** Opening Data to use block **

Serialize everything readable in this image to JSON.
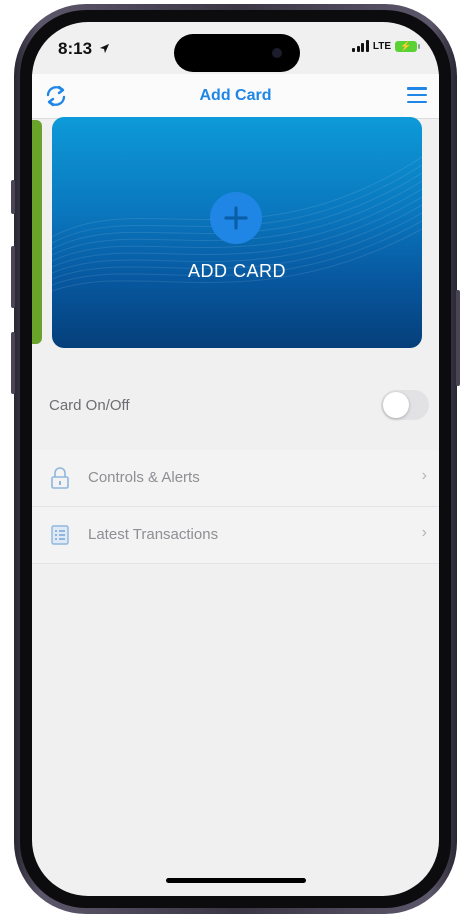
{
  "status_bar": {
    "time": "8:13",
    "network": "LTE"
  },
  "nav": {
    "title": "Add Card"
  },
  "card": {
    "label": "ADD CARD"
  },
  "card_toggle": {
    "label": "Card On/Off",
    "state": "off"
  },
  "menu_items": [
    {
      "label": "Controls & Alerts",
      "icon": "lock-icon"
    },
    {
      "label": "Latest Transactions",
      "icon": "receipt-icon"
    }
  ],
  "colors": {
    "accent": "#1f86e6",
    "card_top": "#0d9ad8",
    "card_bottom": "#063f7a",
    "side_card": "#6aa32a"
  }
}
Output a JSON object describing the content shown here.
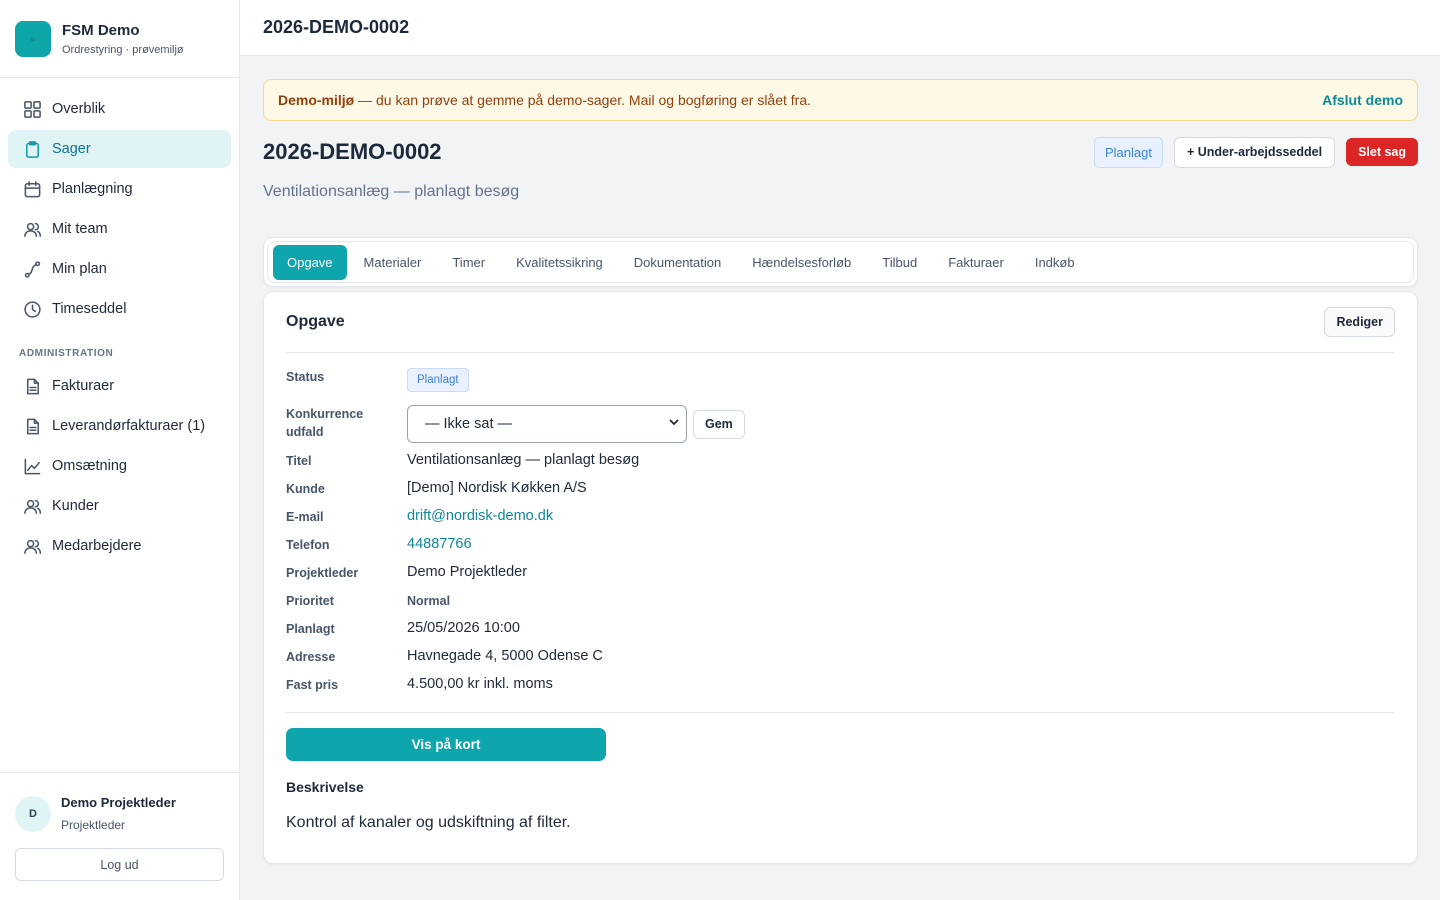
{
  "app": {
    "name": "FSM Demo",
    "subtitle": "Ordrestyring · prøvemiljø"
  },
  "sidebar": {
    "items": [
      {
        "label": "Overblik",
        "icon": "grid-icon"
      },
      {
        "label": "Sager",
        "icon": "clipboard-icon",
        "active": true
      },
      {
        "label": "Planlægning",
        "icon": "calendar-icon"
      },
      {
        "label": "Mit team",
        "icon": "users-icon"
      },
      {
        "label": "Min plan",
        "icon": "route-icon"
      },
      {
        "label": "Timeseddel",
        "icon": "clock-icon"
      }
    ],
    "admin_heading": "ADMINISTRATION",
    "admin_items": [
      {
        "label": "Fakturaer",
        "icon": "document-icon"
      },
      {
        "label": "Leverandørfakturaer (1)",
        "icon": "document-icon"
      },
      {
        "label": "Omsætning",
        "icon": "line-chart-icon"
      },
      {
        "label": "Kunder",
        "icon": "users-icon"
      },
      {
        "label": "Medarbejdere",
        "icon": "users-icon"
      }
    ]
  },
  "user": {
    "initial": "D",
    "name": "Demo Projektleder",
    "role": "Projektleder",
    "logout_label": "Log ud"
  },
  "topbar": {
    "title": "2026-DEMO-0002"
  },
  "banner": {
    "bold": "Demo-miljø",
    "text": " — du kan prøve at gemme på demo-sager. Mail og bogføring er slået fra.",
    "action": "Afslut demo"
  },
  "case": {
    "title": "2026-DEMO-0002",
    "subtitle": "Ventilationsanlæg — planlagt besøg",
    "status_label": "Planlagt",
    "sub_order_label": "+ Under-arbejdsseddel",
    "delete_label": "Slet sag"
  },
  "tabs": [
    "Opgave",
    "Materialer",
    "Timer",
    "Kvalitetssikring",
    "Dokumentation",
    "Hændelsesforløb",
    "Tilbud",
    "Fakturaer",
    "Indkøb"
  ],
  "task": {
    "heading": "Opgave",
    "edit_label": "Rediger",
    "fields": {
      "status": {
        "label": "Status",
        "value": "Planlagt"
      },
      "competition": {
        "label_1": "Konkurrence",
        "label_2": "udfald",
        "value": "— Ikke sat —",
        "save_label": "Gem"
      },
      "title": {
        "label": "Titel",
        "value": "Ventilationsanlæg — planlagt besøg"
      },
      "customer": {
        "label": "Kunde",
        "value": "[Demo] Nordisk Køkken A/S"
      },
      "email": {
        "label": "E-mail",
        "value": "drift@nordisk-demo.dk"
      },
      "phone": {
        "label": "Telefon",
        "value": "44887766"
      },
      "project_lead": {
        "label": "Projektleder",
        "value": "Demo Projektleder"
      },
      "priority": {
        "label": "Prioritet",
        "value": "Normal"
      },
      "planned": {
        "label": "Planlagt",
        "value": "25/05/2026 10:00"
      },
      "address": {
        "label": "Adresse",
        "value": "Havnegade 4, 5000 Odense C"
      },
      "fixed_price": {
        "label": "Fast pris",
        "value": "4.500,00 kr inkl. moms"
      }
    },
    "map_button": "Vis på kort",
    "description_heading": "Beskrivelse",
    "description": "Kontrol af kanaler og udskiftning af filter."
  },
  "colors": {
    "accent": "#0ea5ad",
    "danger": "#dc2626",
    "status_blue": "#3b82d6",
    "banner_bg": "#fef9e7"
  }
}
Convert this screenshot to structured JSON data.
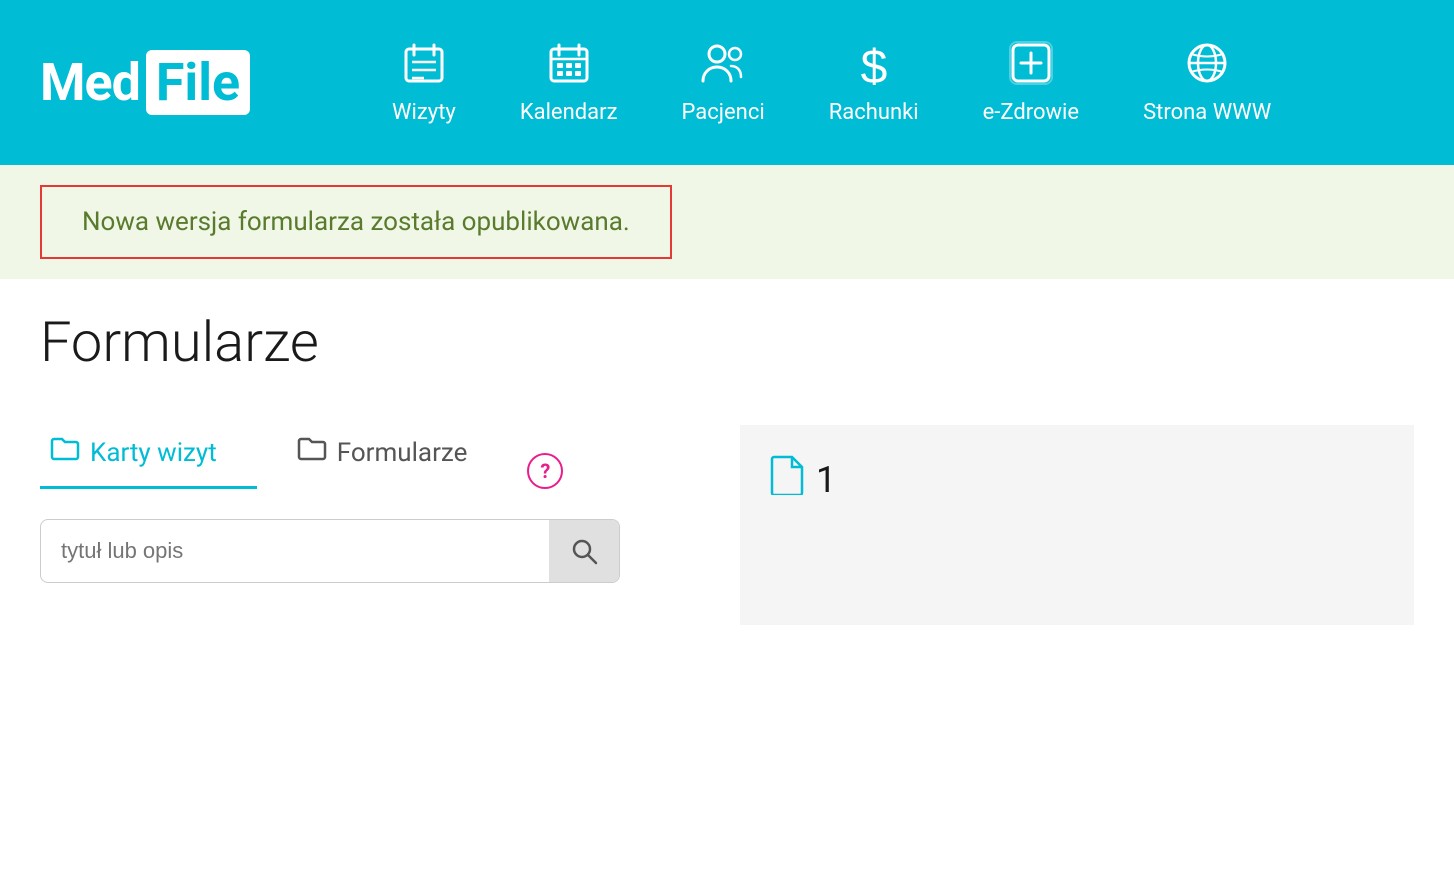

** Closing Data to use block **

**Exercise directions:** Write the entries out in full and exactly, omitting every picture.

**Result below:**
Serialize everything readable in this image to JSON.
{
  "status_bar": {
    "time": "8:13",
    "network": "LTE"
  },
  "nav": {
    "title": "Add Card"
  },
  "card": {
    "label": "ADD CARD"
  },
  "card_toggle": {
    "label": "Card On/Off",
    "state": "off"
  },
  "menu_items": [
    {
      "label": "Controls & Alerts",
      "icon": "lock-icon"
    },
    {
      "label": "Latest Transactions",
      "icon": "receipt-icon"
    }
  ],
  "colors": {
    "accent": "#1f86e6",
    "card_top": "#0d9ad8",
    "card_bottom": "#063f7a",
    "side_card": "#6aa32a"
  }
}
Output a JSON object describing the content shown here.
{
  "app": {
    "name": "FSM Demo",
    "subtitle": "Ordrestyring · prøvemiljø"
  },
  "sidebar": {
    "items": [
      {
        "label": "Overblik",
        "icon": "grid-icon"
      },
      {
        "label": "Sager",
        "icon": "clipboard-icon",
        "active": true
      },
      {
        "label": "Planlægning",
        "icon": "calendar-icon"
      },
      {
        "label": "Mit team",
        "icon": "users-icon"
      },
      {
        "label": "Min plan",
        "icon": "route-icon"
      },
      {
        "label": "Timeseddel",
        "icon": "clock-icon"
      }
    ],
    "admin_heading": "ADMINISTRATION",
    "admin_items": [
      {
        "label": "Fakturaer",
        "icon": "document-icon"
      },
      {
        "label": "Leverandørfakturaer (1)",
        "icon": "document-icon"
      },
      {
        "label": "Omsætning",
        "icon": "line-chart-icon"
      },
      {
        "label": "Kunder",
        "icon": "users-icon"
      },
      {
        "label": "Medarbejdere",
        "icon": "users-icon"
      }
    ]
  },
  "user": {
    "initial": "D",
    "name": "Demo Projektleder",
    "role": "Projektleder",
    "logout_label": "Log ud"
  },
  "topbar": {
    "title": "2026-DEMO-0002"
  },
  "banner": {
    "bold": "Demo-miljø",
    "text": " — du kan prøve at gemme på demo-sager. Mail og bogføring er slået fra.",
    "action": "Afslut demo"
  },
  "case": {
    "title": "2026-DEMO-0002",
    "subtitle": "Ventilationsanlæg — planlagt besøg",
    "status_label": "Planlagt",
    "sub_order_label": "+ Under-arbejdsseddel",
    "delete_label": "Slet sag"
  },
  "tabs": [
    "Opgave",
    "Materialer",
    "Timer",
    "Kvalitetssikring",
    "Dokumentation",
    "Hændelsesforløb",
    "Tilbud",
    "Fakturaer",
    "Indkøb"
  ],
  "task": {
    "heading": "Opgave",
    "edit_label": "Rediger",
    "fields": {
      "status": {
        "label": "Status",
        "value": "Planlagt"
      },
      "competition": {
        "label_1": "Konkurrence",
        "label_2": "udfald",
        "value": "— Ikke sat —",
        "save_label": "Gem"
      },
      "title": {
        "label": "Titel",
        "value": "Ventilationsanlæg — planlagt besøg"
      },
      "customer": {
        "label": "Kunde",
        "value": "[Demo] Nordisk Køkken A/S"
      },
      "email": {
        "label": "E-mail",
        "value": "drift@nordisk-demo.dk"
      },
      "phone": {
        "label": "Telefon",
        "value": "44887766"
      },
      "project_lead": {
        "label": "Projektleder",
        "value": "Demo Projektleder"
      },
      "priority": {
        "label": "Prioritet",
        "value": "Normal"
      },
      "planned": {
        "label": "Planlagt",
        "value": "25/05/2026 10:00"
      },
      "address": {
        "label": "Adresse",
        "value": "Havnegade 4, 5000 Odense C"
      },
      "fixed_price": {
        "label": "Fast pris",
        "value": "4.500,00 kr inkl. moms"
      }
    },
    "map_button": "Vis på kort",
    "description_heading": "Beskrivelse",
    "description": "Kontrol af kanaler og udskiftning af filter."
  },
  "colors": {
    "accent": "#0ea5ad",
    "danger": "#dc2626",
    "status_blue": "#3b82d6",
    "banner_bg": "#fef9e7"
  }
}
Convert this screenshot to structured JSON data.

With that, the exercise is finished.